4) Lynne Duke, “The Duke Case’s Cruel Truth,” Washington Post, May 24, 2006. The opening sentence read like a bad romance novel rather than a serious legal analysis: “She was black, they were white, and race and sex were in the air.” The columnist then fantastically revealed “the brutal truth”: “It is that the Duke case is in some ways reminiscent of a black woman's vulnerability to a white man during the days of slavery, reconstruction and Jim Crow, when sex was used as a tool of racial domination.” She has subsequently stopped commenting on the case.
3) Al McSurely, “Defense of Lacrosse Team Overlooked Much,” N&O, June 3, 2006. The head of the NAACP’s Legal Redress Committee previewed his error-filled August “memorandum of law” in informing N&O readers that “within five minutes [of their arrival], the men threatened the women with racial and misogynist verbal assaults . . . Some men were caught with their macho entitlement views hanging out and, to save themselves, they have banned together to blame the survivor of their verbal assaults.” McSurely concluded his piece by incredibly asserting that “the NAACP stands for fair play for all parties . . . for justice and community.”
2) “Voters Divided on Lacrosse Case,” Herald-Sun, Nov. 9, 2006. “It appears,” the editorial conceded, “that many more voters than we suspected, and perhaps more than Nifong suspected, have taken issue with the way he has handled the case.” But then H-S editors, ignoring Nifong’s misconduct, asserted that “the best course for all concerned is to continue down the current path to trial. Then, in a truly astonishing statement, the editors asked readers to believe that they now have the interests of the accused players at heart. Since “an upcoming trial . . . is sure to draw major media attention, it would be better for the players to have an opportunity to prove their innocence at trial.”

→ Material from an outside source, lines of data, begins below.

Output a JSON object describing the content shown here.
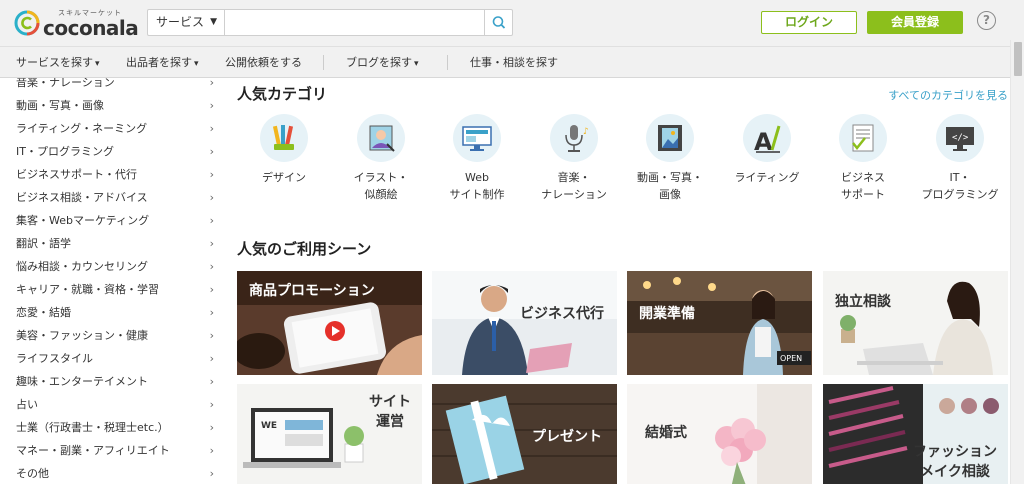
{
  "header": {
    "logo_small": "スキルマーケット",
    "logo_main": "coconala",
    "search_category": "サービス",
    "search_placeholder": "",
    "login_label": "ログイン",
    "register_label": "会員登録",
    "help_label": "?"
  },
  "nav": {
    "items": [
      {
        "label": "サービスを探す",
        "has_chevron": true
      },
      {
        "label": "出品者を探す",
        "has_chevron": true
      },
      {
        "label": "公開依頼をする",
        "has_chevron": false
      },
      {
        "label": "ブログを探す",
        "has_chevron": true
      },
      {
        "label": "仕事・相談を探す",
        "has_chevron": false
      }
    ]
  },
  "sidebar": {
    "items": [
      {
        "label": "音楽・ナレーション"
      },
      {
        "label": "動画・写真・画像"
      },
      {
        "label": "ライティング・ネーミング"
      },
      {
        "label": "IT・プログラミング"
      },
      {
        "label": "ビジネスサポート・代行"
      },
      {
        "label": "ビジネス相談・アドバイス"
      },
      {
        "label": "集客・Webマーケティング"
      },
      {
        "label": "翻訳・語学"
      },
      {
        "label": "悩み相談・カウンセリング"
      },
      {
        "label": "キャリア・就職・資格・学習"
      },
      {
        "label": "恋愛・結婚"
      },
      {
        "label": "美容・ファッション・健康"
      },
      {
        "label": "ライフスタイル"
      },
      {
        "label": "趣味・エンターテイメント"
      },
      {
        "label": "占い"
      },
      {
        "label": "士業（行政書士・税理士etc.）"
      },
      {
        "label": "マネー・副業・アフィリエイト"
      },
      {
        "label": "その他"
      }
    ]
  },
  "popular_categories": {
    "title": "人気カテゴリ",
    "see_all": "すべてのカテゴリを見る",
    "items": [
      {
        "icon": "design-pencils-icon",
        "line1": "デザイン",
        "line2": ""
      },
      {
        "icon": "illustration-portrait-icon",
        "line1": "イラスト・",
        "line2": "似顔絵"
      },
      {
        "icon": "web-monitor-icon",
        "line1": "Web",
        "line2": "サイト制作"
      },
      {
        "icon": "microphone-icon",
        "line1": "音楽・",
        "line2": "ナレーション"
      },
      {
        "icon": "film-photo-icon",
        "line1": "動画・写真・",
        "line2": "画像"
      },
      {
        "icon": "writing-pen-icon",
        "line1": "ライティング",
        "line2": ""
      },
      {
        "icon": "business-document-icon",
        "line1": "ビジネス",
        "line2": "サポート"
      },
      {
        "icon": "code-monitor-icon",
        "line1": "IT・",
        "line2": "プログラミング"
      }
    ]
  },
  "usage_scenes": {
    "title": "人気のご利用シーン",
    "tiles": [
      {
        "label": "商品プロモーション"
      },
      {
        "label": "ビジネス代行"
      },
      {
        "label": "開業準備"
      },
      {
        "label": "独立相談"
      },
      {
        "label_line1": "サイト",
        "label_line2": "運営",
        "screen_text": "WE"
      },
      {
        "label": "プレゼント"
      },
      {
        "label": "結婚式"
      },
      {
        "label_line1": "ファッション",
        "label_line2": "メイク相談"
      }
    ],
    "sign_text": "OPEN"
  },
  "colors": {
    "brand_green": "#8cbf1c",
    "link_blue": "#3aa1c9",
    "icon_bg": "#e6f2f7",
    "header_bg": "#f1f1f1"
  }
}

1) Bob Ashley, “Has the Lacrosse Case Induced Insanity?,” Herald-Sun, July 23, 2006. In retrospect, this op-ed, penned by the H-S editor, served as the launching point of the paper’s decision to extend its editorial bias against the lacrosse players to the news division as well. After hailing the embarrassing op-ed of Andrew Cohen, Ashley insinuated that Nifong had strong evidence hidden in his files” “We’ve tried to consistently remind that all the facts aren’t out, and that the defense attorneys are releasing just what fragments of the total evidence they choose to make public.”
Of course, all the facts weren’t out—Nifong and Dr. Brian Meehan had made sure of that. But Editor Ashley and his ace reporter, John Stevenson, would be asleep at the switch on that story.
*--modified from original